- Opening Delimiter -

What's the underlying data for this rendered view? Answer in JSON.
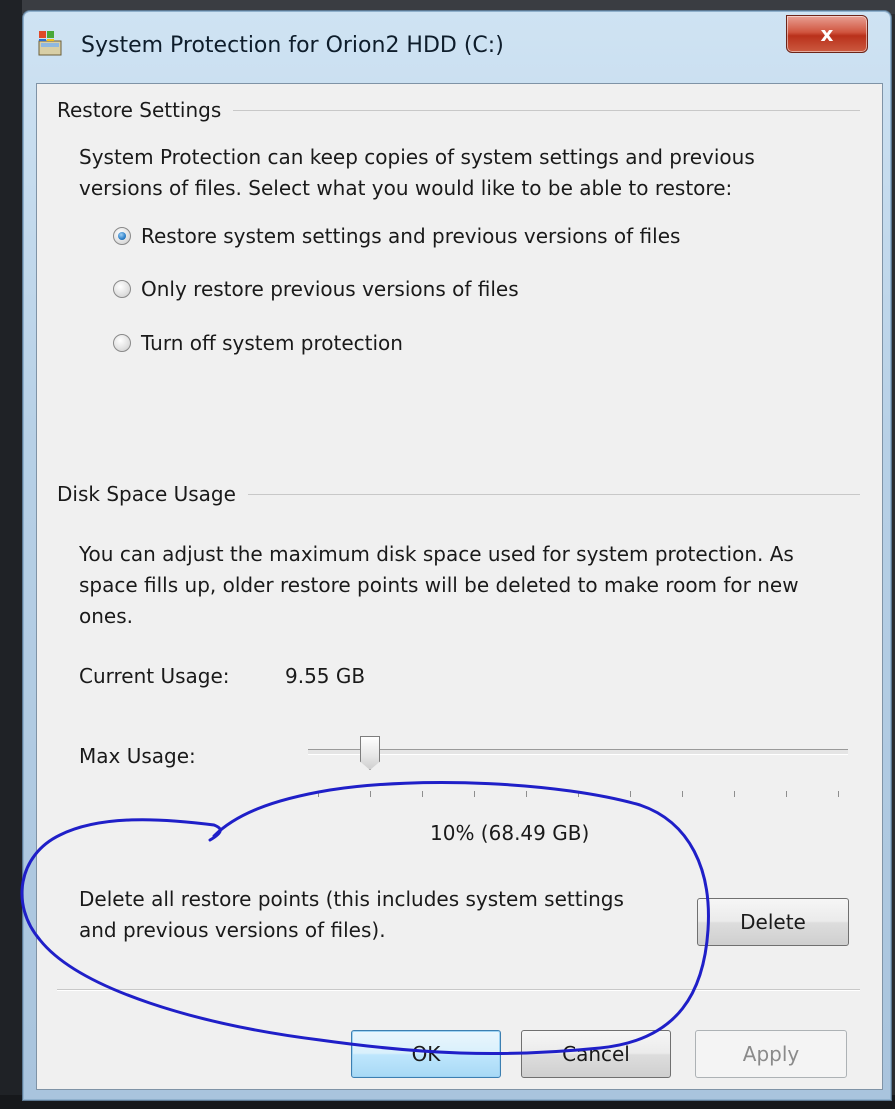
{
  "window": {
    "title": "System Protection for Orion2 HDD (C:)",
    "close_label": "x"
  },
  "restore_settings": {
    "group_title": "Restore Settings",
    "description_line1": "System Protection can keep copies of system settings and previous",
    "description_line2": "versions of files. Select what you would like to be able to restore:",
    "options": [
      {
        "label": "Restore system settings and previous versions of files",
        "selected": true
      },
      {
        "label": "Only restore previous versions of files",
        "selected": false
      },
      {
        "label": "Turn off system protection",
        "selected": false
      }
    ]
  },
  "disk_space": {
    "group_title": "Disk Space Usage",
    "description_line1": "You can adjust the maximum disk space used for system protection. As",
    "description_line2": "space fills up, older restore points will be deleted to make room for new",
    "description_line3": "ones.",
    "current_usage_label": "Current Usage:",
    "current_usage_value": "9.55 GB",
    "max_usage_label": "Max Usage:",
    "max_usage_percent": 10,
    "max_usage_value": "10% (68.49 GB)",
    "delete_text_line1": "Delete all restore points (this includes system settings",
    "delete_text_line2": "and previous versions of files).",
    "delete_button": "Delete"
  },
  "footer": {
    "ok": "OK",
    "cancel": "Cancel",
    "apply": "Apply"
  },
  "colors": {
    "annotation_ink": "#1f1fc8",
    "close_red": "#c8412a",
    "title_blue": "#b7d0e6"
  }
}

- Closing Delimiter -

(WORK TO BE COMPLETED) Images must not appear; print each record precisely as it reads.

(EXERCISE OUTPUT)
What's the underlying data for this rendered view? Answer in JSON.
{
  "window": {
    "title": "System Protection for Orion2 HDD (C:)",
    "close_label": "x"
  },
  "restore_settings": {
    "group_title": "Restore Settings",
    "description_line1": "System Protection can keep copies of system settings and previous",
    "description_line2": "versions of files. Select what you would like to be able to restore:",
    "options": [
      {
        "label": "Restore system settings and previous versions of files",
        "selected": true
      },
      {
        "label": "Only restore previous versions of files",
        "selected": false
      },
      {
        "label": "Turn off system protection",
        "selected": false
      }
    ]
  },
  "disk_space": {
    "group_title": "Disk Space Usage",
    "description_line1": "You can adjust the maximum disk space used for system protection. As",
    "description_line2": "space fills up, older restore points will be deleted to make room for new",
    "description_line3": "ones.",
    "current_usage_label": "Current Usage:",
    "current_usage_value": "9.55 GB",
    "max_usage_label": "Max Usage:",
    "max_usage_percent": 10,
    "max_usage_value": "10% (68.49 GB)",
    "delete_text_line1": "Delete all restore points (this includes system settings",
    "delete_text_line2": "and previous versions of files).",
    "delete_button": "Delete"
  },
  "footer": {
    "ok": "OK",
    "cancel": "Cancel",
    "apply": "Apply"
  },
  "colors": {
    "annotation_ink": "#1f1fc8",
    "close_red": "#c8412a",
    "title_blue": "#b7d0e6"
  }
}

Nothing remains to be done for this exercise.